On a recent evening, five "alumnae" of Babies and Briefcases, women who had started the 10-week, 20-hour program together in October, 1985 met at the Sherman Oaks home of Mary Talley-Garcia to share a pizza. These once-a-month gatherings are a ritual that have kept the group close.
Those present included Holly Weisbuch, Talley-Garcia, 36, mother of Alex, 22 months; Kathleen Burke, 40, mother of Rebecca, 5, and Nora, 22 months; Arlene Singer-Gross, 40, mother of Taylor, 23 months; Shirah Vollmer, 24, mother of Deenah, 14 months. Their stories, together, are a composite of the tugs and pulls experienced by career women/mothers.
"It was like a shock to my whole way of life," said Singer-Gross, a studio teacher for Embassy TV, of the arrival of Taylor. "I had no idea what was involved."

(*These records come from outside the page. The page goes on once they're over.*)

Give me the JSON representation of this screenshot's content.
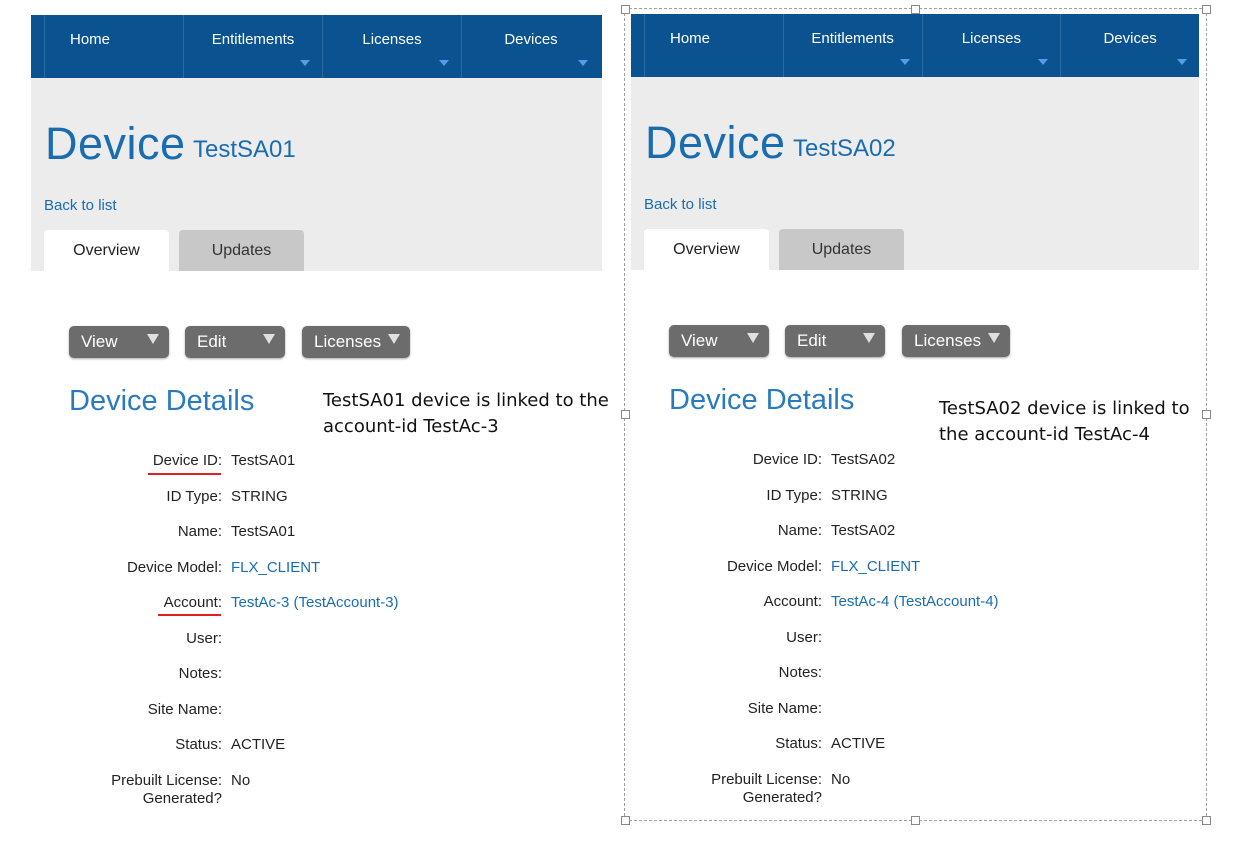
{
  "nav": [
    "Home",
    "Entitlements",
    "Licenses",
    "Devices"
  ],
  "panels": [
    {
      "page_heading": "Device",
      "device_id": "TestSA01",
      "back_link": "Back to list",
      "tabs": [
        "Overview",
        "Updates"
      ],
      "buttons": [
        "View",
        "Edit",
        "Licenses"
      ],
      "section_title": "Device Details",
      "annotation": "TestSA01 device is linked to the account-id TestAc-3",
      "fields": [
        {
          "label": "Device ID:",
          "value": "TestSA01"
        },
        {
          "label": "ID Type:",
          "value": "STRING"
        },
        {
          "label": "Name:",
          "value": "TestSA01"
        },
        {
          "label": "Device Model:",
          "value": "FLX_CLIENT"
        },
        {
          "label": "Account:",
          "value": "TestAc-3 (TestAccount-3)"
        },
        {
          "label": "User:",
          "value": ""
        },
        {
          "label": "Notes:",
          "value": ""
        },
        {
          "label": "Site Name:",
          "value": ""
        },
        {
          "label": "Status:",
          "value": "ACTIVE"
        },
        {
          "label": "Prebuilt License: Generated?",
          "value": "No"
        }
      ]
    },
    {
      "page_heading": "Device",
      "device_id": "TestSA02",
      "back_link": "Back to list",
      "tabs": [
        "Overview",
        "Updates"
      ],
      "buttons": [
        "View",
        "Edit",
        "Licenses"
      ],
      "section_title": "Device Details",
      "annotation": "TestSA02 device is linked to the account-id TestAc-4",
      "fields": [
        {
          "label": "Device ID:",
          "value": "TestSA02"
        },
        {
          "label": "ID Type:",
          "value": "STRING"
        },
        {
          "label": "Name:",
          "value": "TestSA02"
        },
        {
          "label": "Device Model:",
          "value": "FLX_CLIENT"
        },
        {
          "label": "Account:",
          "value": "TestAc-4 (TestAccount-4)"
        },
        {
          "label": "User:",
          "value": ""
        },
        {
          "label": "Notes:",
          "value": ""
        },
        {
          "label": "Site Name:",
          "value": ""
        },
        {
          "label": "Status:",
          "value": "ACTIVE"
        },
        {
          "label": "Prebuilt License: Generated?",
          "value": "No"
        }
      ]
    }
  ],
  "colors": {
    "nav_bg": "#0b5390",
    "link": "#1a6cb0",
    "header_bg": "#ececec",
    "button": "#6c6c6c",
    "underline_annotation": "#e02020"
  }
}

For her, there was a second adjustment; Taylor is an adopted child and "I didn't have nine months to think about this baby." Her husband, Bradley Gross, an assistant director, was not working at the time, and was for a while the principal child care provider; later, they hired a housekeeper.
But Singer-Gross hadn't counted on the emotional tug and pull of this baby. "I was going crazy," she said. "I had such guilt I wasn't functioning. Sometimes I would sneak out of the house in the morning" to avoid saying goodby to the baby.
'Wasn't Just the Guilt'
"Babies and Briefcases really saved me," she said. "I found other women feeling exactly the way I felt. It wasn't just the guilt. But to know I could sit next to someone having a conflict with her husband over who was going to feed the baby, who was more tired . . . ."
Shirah Vollmer, who took time off during the fourth year of medical school at UCLA to have Deenah, now 14 months old, spoke of how carefully she and her husband, who works with computers, had planned this event, just as she had planned her career--"I thought it was the ideal time" because to postpone it would have meant waiting five years, until she had finished her residency in psychiatry.
Very quickly, she learned that a child can't be programmed.